Your content audit results can be a great tool. I still find the content audit results useful today, especially when I get asked why a specific learning object didn’t get migrated to the new Learning Management System. I have the statistics at hand to show that it was because it had only been viewed 6 times in 4 years or is out of date and shows incorrect information. That way it's factual and you're not just saying "nope." Earn some brownie points by asking how you can help them get their content updated.

Don’t forget that you’re responsible for making sure the Learning Management System is usable and enjoyable for end-users for the entire organization.
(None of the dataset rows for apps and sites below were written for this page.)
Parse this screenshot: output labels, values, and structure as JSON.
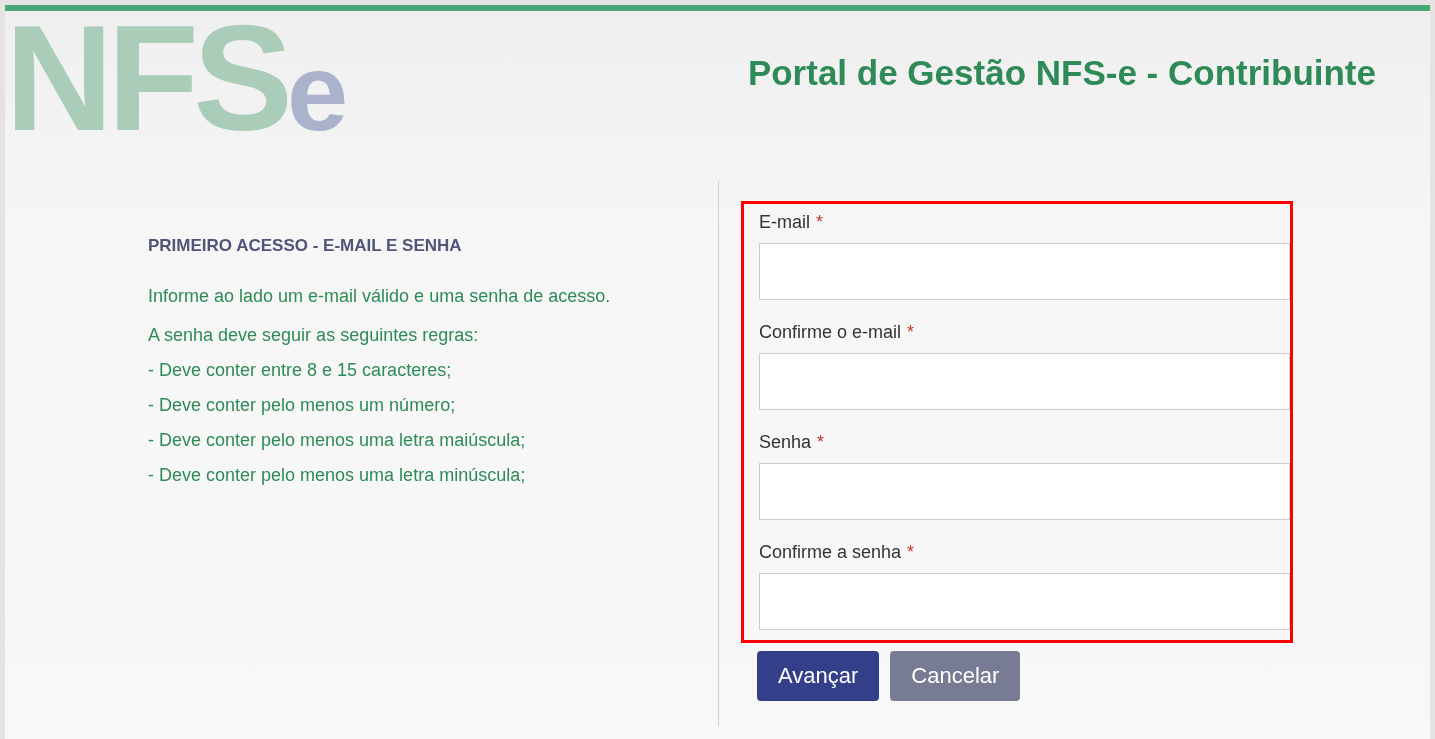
{
  "logo": {
    "letters": "NFS",
    "suffix": "e"
  },
  "title": "Portal de Gestão NFS-e - Contribuinte",
  "info": {
    "heading": "PRIMEIRO ACESSO - E-MAIL E SENHA",
    "intro": "Informe ao lado um e-mail válido e uma senha de acesso.",
    "rules_title": "A senha deve seguir as seguintes regras:",
    "rules": [
      "- Deve conter entre 8 e 15 caracteres;",
      "- Deve conter pelo menos um número;",
      "- Deve conter pelo menos uma letra maiúscula;",
      "- Deve conter pelo menos uma letra minúscula;"
    ]
  },
  "form": {
    "highlighted": true,
    "fields": [
      {
        "label": "E-mail",
        "required_mark": "*"
      },
      {
        "label": "Confirme o e-mail",
        "required_mark": "*"
      },
      {
        "label": "Senha",
        "required_mark": "*"
      },
      {
        "label": "Confirme a senha",
        "required_mark": "*"
      }
    ],
    "buttons": [
      {
        "label": "Avançar",
        "kind": "primary"
      },
      {
        "label": "Cancelar",
        "kind": "secondary"
      }
    ]
  }
}
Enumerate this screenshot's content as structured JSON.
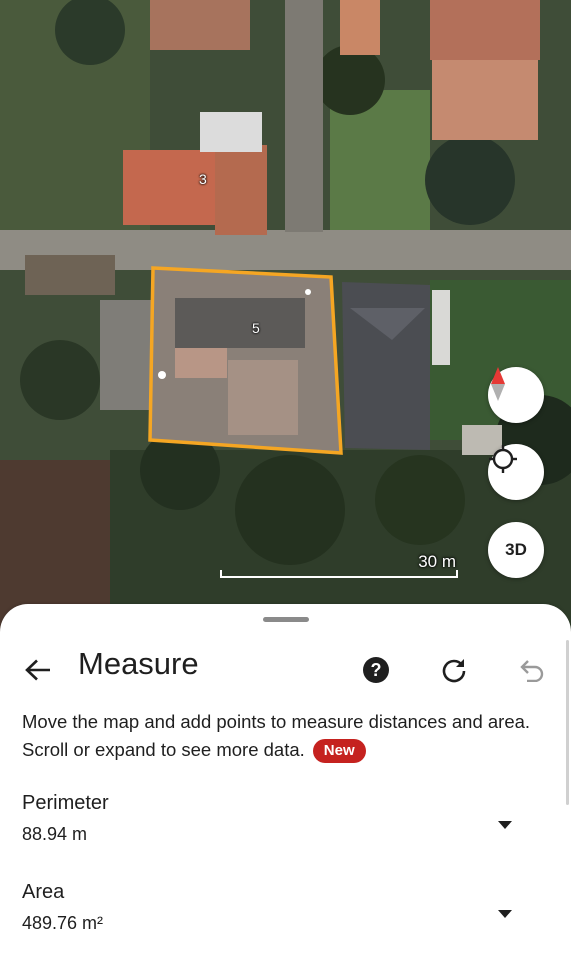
{
  "map": {
    "house_labels": [
      "3",
      "5"
    ],
    "scale_label": "30 m",
    "measure_outline_color": "#f5a623",
    "buttons": {
      "compass_icon": "compass-icon",
      "location_icon": "my-location-icon",
      "three_d_label": "3D"
    }
  },
  "sheet": {
    "title": "Measure",
    "back_icon": "arrow-back-icon",
    "help_icon": "help-icon",
    "refresh_icon": "refresh-icon",
    "undo_icon": "undo-icon",
    "description": "Move the map and add points to measure distances and area. Scroll or expand to see more data.",
    "badge": "New",
    "accent_color": "#c5221f",
    "metrics": [
      {
        "label": "Perimeter",
        "value": "88.94 m"
      },
      {
        "label": "Area",
        "value": "489.76 m²"
      }
    ]
  }
}
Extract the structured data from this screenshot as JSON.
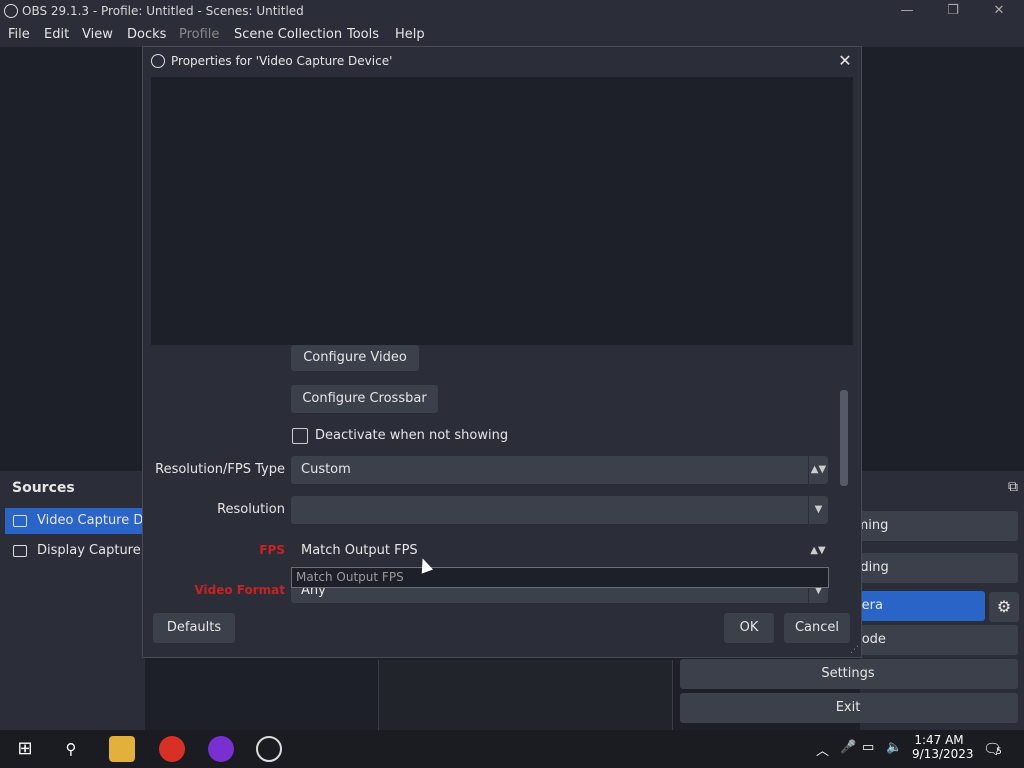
{
  "window": {
    "title": "OBS 29.1.3 - Profile: Untitled - Scenes: Untitled",
    "min": "—",
    "max": "❐",
    "close": "✕"
  },
  "menu": [
    "File",
    "Edit",
    "View",
    "Docks",
    "Profile",
    "Scene Collection",
    "Tools",
    "Help"
  ],
  "sources": {
    "header": "Sources",
    "items": [
      {
        "label": "Video Capture De",
        "selected": true
      },
      {
        "label": "Display Capture",
        "selected": false
      }
    ]
  },
  "controls": {
    "streaming": "aming",
    "recording": "ording",
    "virtualcam": "mera",
    "studio": "lode",
    "settings": "Settings",
    "exit": "Exit",
    "gear": "⚙",
    "dock_icon": "⧉"
  },
  "dialog": {
    "title": "Properties for 'Video Capture Device'",
    "close": "✕",
    "configure_video": "Configure Video",
    "configure_crossbar": "Configure Crossbar",
    "deactivate_label": "Deactivate when not showing",
    "resfps_label": "Resolution/FPS Type",
    "resfps_value": "Custom",
    "resolution_label": "Resolution",
    "resolution_value": "",
    "fps_label": "FPS",
    "fps_value": "Match Output FPS",
    "fps_dropdown_option": "Match Output FPS",
    "videoformat_label": "Video Format",
    "videoformat_value": "Any",
    "defaults": "Defaults",
    "ok": "OK",
    "cancel": "Cancel"
  },
  "taskbar": {
    "time": "1:47 AM",
    "date": "9/13/2023",
    "notif_count": "5"
  },
  "colors": {
    "accent": "#2a64c7",
    "error": "#c62323"
  }
}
You’re lucky to have a more holistic organizational view because of your position. If you share that view with the data to back you up (that’s key here!) you’ll gain partners and decrease resistance.

Who Are Your Admins? 

I can’t keep secrets at all so I’ll tell you this now (and go into details in a future article). Your organization’s Learning Management System admins are the secret to a successful Learning Management System deployment.

More Questions That Can Help You Ensure Learning Management System Success

  • Do you know how employees at your organization are using the Learning Management System? Is it the same for every area of the business or division? 
  • Do you know how employees are accessing the Learning Management System? Do they use a tablet, desktop, laptop, their phone, and/or all of the above? 
  • How is reporting used and who looks at those reports? 
  • Do you know what your company’s record retention policy is?  

Thinking of all the questions you'll need to ask when implementing a Learning Management System can be overwhelming, but the key is to remember you have to start somewhere, and anywhere is okay.

Stay tuned for the other 9 insights I learned when launching my first large-scale Learning Management System in less than 6 months.

  1. Find And Get to Know Your Key Stakeholders.
  2. Set Guiding Principles (And Stick To Them!) For Implementation.
  3. Build (Or Borrow) Your Team.
  4. Get A Kanban Board And Go Agile.
  5. Schedule Regular Stakeholder Meetings And Communication.
  6. Establish Governance And Expectations Early.
  7. Never Assume Anything, Ever.
  8. Understand Authoring Tools (Native And Cloud-Based).
  9. Be Your Learner’s Advocate.